When it comes to furnishing a small space, you don't necessarily need to scale down, as Crha demonstrates here. "Many people struggle with an instinct to put multiple smaller pieces of furniture into a small space, which ultimately can make it feel cluttered," says the designer. "So I opted for the extra deep roll arm love seat knowing that guests would want a comfortable place to curl up and unwind without getting into bed."
To lend personality and charm to the space, Crha made a point to incorporate vintage finds into the décor. "I think it's so important to use vintage and antique items when working in new construction, they're needed to add credibility to the rooms," says the designer. "When Sheba at Blue Parakeet Rugs pulled these rugs, I was ecstatic with the life, history, and color they brought."
Creating distinct rooms in an open floor-plan home can be challenging, but Crha was more than up to the task. "I used the loveseat's high back to serve as a visual separation between the sleeping space and the living area," notes the designer.
Meanwhile, pillows and throws in similar hues help create cohesion between the two spaces. "I'm a textile hoarder, whenever I travel or go to the flea market, I find a fabric that speaks to me," says the designer. "My husband was happy to see some of my collection put to use for the pillows in this project."
One of the benefits of building from scratch is the ability to incorporate custom storage solutions into the space. "Creating the built-in closets on either side of the bed anchored the sleeping area, and created a cozy nook while adding much-needed storage," explains Crha.
"It can sometimes be hard to make a bathroom feel warm with so many hard surfaces," confesses Crha. "The patterned floor tile added some visual interest and Spanish charm." Additionally, details like the chrome showerhead in the bathroom evoke classic, old world style. "I scored the vintage French bamboo style hat rack at a flea market and decided it was perfect to use as a towel rack instead."
When designing a small bathroom, one of the biggest design challenges is figuring out ways to incorporate plenty of storage. "One way to add extra storage to any bathroom is to add a mirrored medicine cabinet," offers Crha. "There are so many beautiful options available now; you don't have to sacrifice form over function."
While the guest house is, as you'd guess, intended for guests, Crha also had long-term plans in mind when designing the space. "From the beginning, I knew that the guest house could be a place for our parents to live one day, somewhere they could age with dignity near family," says the interior designer.
"It's one of the reasons there isn't much overhead storage in the kitchen, everything is so much easier to reach in the lower cabinets," Crha adds. "The walk-in shower already has bracing in the walls so we can install grab bars easily.

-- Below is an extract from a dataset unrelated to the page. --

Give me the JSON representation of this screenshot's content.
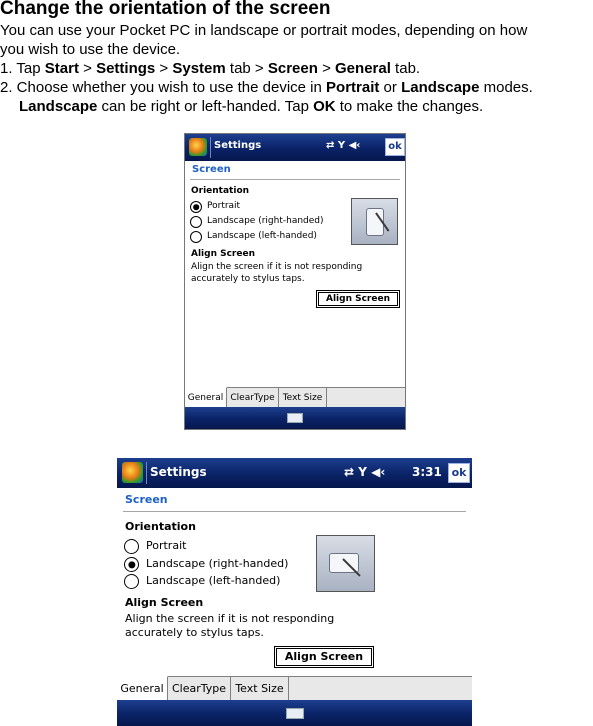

All the way down to lever handles on the sink faucet, which are easier to operate if you have limited mobility in your hands."